Yesterday, I did 1,319 words on "Animals Pull the Night Around Their Shoulders," a new piece for Sirenia Digest #128 (September 2016). The title is borrowed from a Nick Cave song, "Anthrocene." Well, the title is taken from the song. It's not like I'll be giving it back.
We have great stuff up on eBay. You should have a look. Thanks. And I'll remaind you that Subterranean Press is taking preorders for Dear Sweet Filthy World.
Yesterday afternoon, I finished Aljean Harmetz' Round Up the Usual Suspects: The Making of Casablanca – Bogart, Bergman, and World War II (1992). I think the book's closing paragraph says it all:
"Casablanca potent blend of romance and idealism – a little corny and mixed with music and the good clean ache of sacrifice and chased down with a double shot of melodrama – is available at the corner video store, but Casablanca couldn't be made today. There is too much talk and not enough action. There are too many characters too densely packed, and the plot spins in a hard-to-catch-your-balance circular way instead of walking a straight line. There is no Humphrey Bogart to allow the audience a permissible romance without feeling sappy. And the studio would insist that all the ambiguity be written out in the second draft."

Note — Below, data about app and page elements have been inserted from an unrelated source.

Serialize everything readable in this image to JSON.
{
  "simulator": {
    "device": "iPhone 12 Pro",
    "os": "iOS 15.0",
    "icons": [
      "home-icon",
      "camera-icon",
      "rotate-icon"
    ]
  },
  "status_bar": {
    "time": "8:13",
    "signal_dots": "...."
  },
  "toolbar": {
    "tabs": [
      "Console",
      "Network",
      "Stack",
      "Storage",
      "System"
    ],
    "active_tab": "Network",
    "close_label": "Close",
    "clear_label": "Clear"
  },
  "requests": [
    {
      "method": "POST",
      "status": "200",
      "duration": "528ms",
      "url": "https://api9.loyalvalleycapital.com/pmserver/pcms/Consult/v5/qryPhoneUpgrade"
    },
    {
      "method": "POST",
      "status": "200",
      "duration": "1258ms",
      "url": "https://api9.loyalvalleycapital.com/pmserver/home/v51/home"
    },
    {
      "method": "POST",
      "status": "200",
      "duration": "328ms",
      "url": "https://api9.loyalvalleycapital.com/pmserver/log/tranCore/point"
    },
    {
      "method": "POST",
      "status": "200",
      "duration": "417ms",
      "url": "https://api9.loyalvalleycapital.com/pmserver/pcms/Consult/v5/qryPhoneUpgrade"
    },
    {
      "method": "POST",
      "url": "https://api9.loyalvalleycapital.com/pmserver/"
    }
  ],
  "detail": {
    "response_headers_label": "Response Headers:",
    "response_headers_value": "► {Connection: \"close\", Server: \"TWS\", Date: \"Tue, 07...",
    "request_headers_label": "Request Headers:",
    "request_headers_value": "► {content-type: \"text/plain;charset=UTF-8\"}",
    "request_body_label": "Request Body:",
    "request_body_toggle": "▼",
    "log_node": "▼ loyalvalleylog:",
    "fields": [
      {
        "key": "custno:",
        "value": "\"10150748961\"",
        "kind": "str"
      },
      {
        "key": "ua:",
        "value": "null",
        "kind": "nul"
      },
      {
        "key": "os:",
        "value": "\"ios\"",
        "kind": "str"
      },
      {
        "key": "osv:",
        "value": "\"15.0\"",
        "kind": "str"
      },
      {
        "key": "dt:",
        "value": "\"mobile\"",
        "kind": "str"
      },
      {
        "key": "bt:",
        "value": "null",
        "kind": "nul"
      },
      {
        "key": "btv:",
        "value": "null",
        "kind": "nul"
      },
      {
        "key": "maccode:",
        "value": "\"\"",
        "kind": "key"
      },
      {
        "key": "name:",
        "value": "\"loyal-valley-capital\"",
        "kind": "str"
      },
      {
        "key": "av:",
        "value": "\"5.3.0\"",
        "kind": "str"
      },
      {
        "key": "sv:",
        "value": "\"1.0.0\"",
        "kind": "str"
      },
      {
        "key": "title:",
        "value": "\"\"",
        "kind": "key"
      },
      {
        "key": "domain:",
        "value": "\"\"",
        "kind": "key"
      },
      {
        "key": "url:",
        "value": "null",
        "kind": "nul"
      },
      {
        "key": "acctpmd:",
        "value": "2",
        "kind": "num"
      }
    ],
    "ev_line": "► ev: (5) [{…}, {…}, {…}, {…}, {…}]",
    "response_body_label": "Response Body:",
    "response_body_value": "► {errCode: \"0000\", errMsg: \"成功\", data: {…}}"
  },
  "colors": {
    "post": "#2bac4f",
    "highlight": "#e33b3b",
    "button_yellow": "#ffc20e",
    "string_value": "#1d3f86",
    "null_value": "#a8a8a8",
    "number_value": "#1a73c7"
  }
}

So, I watched Casablanca (1942) last night for the first time in a couple or three of years.
And now, I gotta make the doughnuts.